Washington Post Radio, which promoted the newspaper’s journalists on local D.C. air waves, will go off the air next month after failing to attract enough listeners and losing money during its 17-month existence.
It seems that the dull, liberal pabulum didn’t even play well in one of the nation’s most left-leaning markets. It is not a mistake to see the Washing Post Company pull the plug soon after Roberto Gonzalez resigned. The Left’s latest punching bag had quit. No more traction. Also, why preach to the choir? All the lefties in D.C. are going to vote for Hillary/Obama. The station wouldn’t get advertising from the DNC. Of course, not even Ron Paul would advertise on that station from the right.
Post Radio, which is broadcast regionwide on two sations, 107.7 FM and 1500 AM, was not able to draw even 1 percent of listeners during its first year.
Infomercials for vitamins get much larger audiences!
The two companies will announce Friday that WTWP (WTheWashingtonPost) — will go off the air by the end of September. The stations will continue to carry news and talk programming without an association with The Post.
Billed as a new kind of radio programming when it began in March of last year, Post Radio, or WTWP AM-FM, featured in-depth discussions with Post reporters and editors about the day’s news. The station’s backers said it would be like “NPR on caffeine” for liberal slanted newsy listeners. It was actually NPR on Exlax and Sominex.
Some local programs, such as David Burd’s morning show, will continue on the new, still-unnamed replacement station, but the bulk of the broadcasting day will be filled with syndicated talk shows.
Ironically, conservative-libertarian talk show host Glenn Beck has been rumored to be one of the replacement shows on what will be an entirely new station with new call letters.
This was another lesson in free enterprise. The left’s Air (head) America and NPR on green tea, can’t compete in the free market of ideas. They don’t understand America. That’s why the Democrats will bring back the Fairness Doctrine as soon as they get control of the White House.
Bonneville paid an annual fee to The Post for access to its journalists and for the use of The Post’s name. The Post, which had no direct financial investment in the stations, will make a small profit from the fee payments, an executive familiar with the agreement said yesterday.
In addition to WTWP, the Salt Lake City-based Bonneville owns all-news WTOP (820 AM and 103.5 FM) in Washington and WFED (1050 AM), which broadcasts news about the federal government.
“It has been a good experiment during which we learned about radio as one of the platforms on which we can put Washington Post journalists and journalism,” said Leonard Downie, The Post’s executive editor. Downie declined to comment directly on WTWP’s demise.

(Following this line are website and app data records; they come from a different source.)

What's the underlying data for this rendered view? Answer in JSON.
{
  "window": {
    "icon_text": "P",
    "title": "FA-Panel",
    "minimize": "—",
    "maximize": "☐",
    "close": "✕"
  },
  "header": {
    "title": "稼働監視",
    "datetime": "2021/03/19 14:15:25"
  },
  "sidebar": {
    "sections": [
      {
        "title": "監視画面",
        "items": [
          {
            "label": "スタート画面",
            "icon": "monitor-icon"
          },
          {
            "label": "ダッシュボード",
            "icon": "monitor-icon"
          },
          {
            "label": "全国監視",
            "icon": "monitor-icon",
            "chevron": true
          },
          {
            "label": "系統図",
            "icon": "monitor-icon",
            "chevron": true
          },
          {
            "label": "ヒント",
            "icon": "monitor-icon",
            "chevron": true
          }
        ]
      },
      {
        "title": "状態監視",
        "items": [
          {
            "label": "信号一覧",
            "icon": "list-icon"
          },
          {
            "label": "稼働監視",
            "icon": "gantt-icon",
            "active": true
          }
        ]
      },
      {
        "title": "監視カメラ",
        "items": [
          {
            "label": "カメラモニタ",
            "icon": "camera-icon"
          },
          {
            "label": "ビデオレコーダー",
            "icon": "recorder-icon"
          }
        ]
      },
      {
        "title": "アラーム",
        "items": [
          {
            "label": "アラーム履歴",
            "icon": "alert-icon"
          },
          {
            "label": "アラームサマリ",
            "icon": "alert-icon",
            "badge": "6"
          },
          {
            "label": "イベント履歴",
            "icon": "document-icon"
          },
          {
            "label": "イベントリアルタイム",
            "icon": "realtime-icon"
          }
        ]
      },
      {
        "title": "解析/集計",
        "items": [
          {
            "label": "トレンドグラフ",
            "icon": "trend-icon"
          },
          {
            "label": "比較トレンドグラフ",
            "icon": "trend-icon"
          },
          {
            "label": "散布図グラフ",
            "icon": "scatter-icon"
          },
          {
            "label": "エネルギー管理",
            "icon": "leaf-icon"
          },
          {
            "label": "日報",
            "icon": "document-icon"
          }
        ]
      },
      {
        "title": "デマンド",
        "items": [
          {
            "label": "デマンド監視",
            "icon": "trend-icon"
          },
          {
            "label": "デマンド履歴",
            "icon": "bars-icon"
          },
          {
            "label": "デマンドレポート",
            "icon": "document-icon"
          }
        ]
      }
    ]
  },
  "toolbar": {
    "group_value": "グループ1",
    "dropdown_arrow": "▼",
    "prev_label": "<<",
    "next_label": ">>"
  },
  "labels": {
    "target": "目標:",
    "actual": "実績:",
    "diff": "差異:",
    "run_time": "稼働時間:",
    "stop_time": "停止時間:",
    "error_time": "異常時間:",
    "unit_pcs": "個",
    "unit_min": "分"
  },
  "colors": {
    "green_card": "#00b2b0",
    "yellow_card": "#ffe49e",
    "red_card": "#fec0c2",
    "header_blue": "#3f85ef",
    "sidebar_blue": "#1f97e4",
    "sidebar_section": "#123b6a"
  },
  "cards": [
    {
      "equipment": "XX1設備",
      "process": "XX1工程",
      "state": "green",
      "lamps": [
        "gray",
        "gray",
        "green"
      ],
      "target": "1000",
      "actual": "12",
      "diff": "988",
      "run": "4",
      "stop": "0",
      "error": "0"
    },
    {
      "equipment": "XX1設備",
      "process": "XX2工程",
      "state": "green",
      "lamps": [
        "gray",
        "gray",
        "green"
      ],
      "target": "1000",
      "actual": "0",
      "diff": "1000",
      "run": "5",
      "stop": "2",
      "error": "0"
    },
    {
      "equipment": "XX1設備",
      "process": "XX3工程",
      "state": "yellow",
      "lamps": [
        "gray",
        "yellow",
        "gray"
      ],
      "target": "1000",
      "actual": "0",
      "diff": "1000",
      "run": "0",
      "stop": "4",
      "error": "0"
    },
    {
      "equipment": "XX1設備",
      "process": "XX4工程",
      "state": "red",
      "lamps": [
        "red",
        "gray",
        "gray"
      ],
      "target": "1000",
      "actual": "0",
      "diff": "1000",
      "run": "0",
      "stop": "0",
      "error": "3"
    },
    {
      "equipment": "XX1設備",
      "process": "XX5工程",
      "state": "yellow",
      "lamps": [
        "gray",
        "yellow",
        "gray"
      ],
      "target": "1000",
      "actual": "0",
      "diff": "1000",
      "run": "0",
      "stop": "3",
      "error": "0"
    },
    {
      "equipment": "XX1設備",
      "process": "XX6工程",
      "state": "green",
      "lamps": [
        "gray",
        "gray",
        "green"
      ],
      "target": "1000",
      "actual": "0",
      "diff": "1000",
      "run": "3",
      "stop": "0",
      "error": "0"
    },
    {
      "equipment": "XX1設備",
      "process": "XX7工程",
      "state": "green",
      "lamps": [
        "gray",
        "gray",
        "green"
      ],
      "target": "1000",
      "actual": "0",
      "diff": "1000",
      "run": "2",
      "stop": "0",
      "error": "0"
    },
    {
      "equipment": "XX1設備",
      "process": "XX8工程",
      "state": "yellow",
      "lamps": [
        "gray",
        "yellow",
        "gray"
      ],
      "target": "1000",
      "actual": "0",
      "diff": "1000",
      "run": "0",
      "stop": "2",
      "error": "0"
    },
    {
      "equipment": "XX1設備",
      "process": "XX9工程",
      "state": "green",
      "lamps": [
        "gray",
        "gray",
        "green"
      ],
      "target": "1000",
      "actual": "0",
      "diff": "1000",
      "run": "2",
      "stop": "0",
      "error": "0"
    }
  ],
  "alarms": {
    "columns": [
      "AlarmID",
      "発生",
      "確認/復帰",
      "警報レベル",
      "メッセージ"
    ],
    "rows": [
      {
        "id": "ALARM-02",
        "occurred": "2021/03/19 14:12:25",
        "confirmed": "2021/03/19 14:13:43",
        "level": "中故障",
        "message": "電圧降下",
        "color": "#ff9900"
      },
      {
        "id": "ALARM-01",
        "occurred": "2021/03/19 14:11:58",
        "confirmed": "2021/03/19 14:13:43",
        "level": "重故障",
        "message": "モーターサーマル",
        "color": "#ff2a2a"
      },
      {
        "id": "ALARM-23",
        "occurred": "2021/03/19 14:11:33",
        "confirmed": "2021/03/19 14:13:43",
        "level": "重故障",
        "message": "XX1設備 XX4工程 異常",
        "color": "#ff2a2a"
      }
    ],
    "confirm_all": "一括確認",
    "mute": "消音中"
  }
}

During the recent spring ratings period, WTWP finished tied for 18th place among local stations, with an average of 1.2 percent of the audience, according to Arbitron. It was the station’s best three-month performance since its inception. What a stink bomb.
Meanwhile, the print side of the mainstream media continues to shed its losers.
Newspaper publisher E.W. Scripps Co. said Tuesday it is seeking a buyer for The Albuquerque Tribune, an afternoon newspaper that publishes Monday through Saturday.
E.W. Scripps will shut down the newspaper if it cannot find a “qualified” buyer, but did not indicate how long it will search for a new investor or what price it was seeking for the newspaper.
The Albuquerque Tribune currently has a joint operating agreement with the Albuquerque Journal, the daily morning newspaper in the city. That deal, which is scheduled to run through 2022, is expected to be terminated. The agreement requires the Journal’s parent company, Journal Publishing Co., to run the business operations of the Journal in exchange for a share of profits from the newspaper. My guess is that Scripps would get more revenue by shutting off the life support of the Albuquerque Tribune and laugh all the way to the bank through 2022.
Prediction: They won’t find a qualified buyer.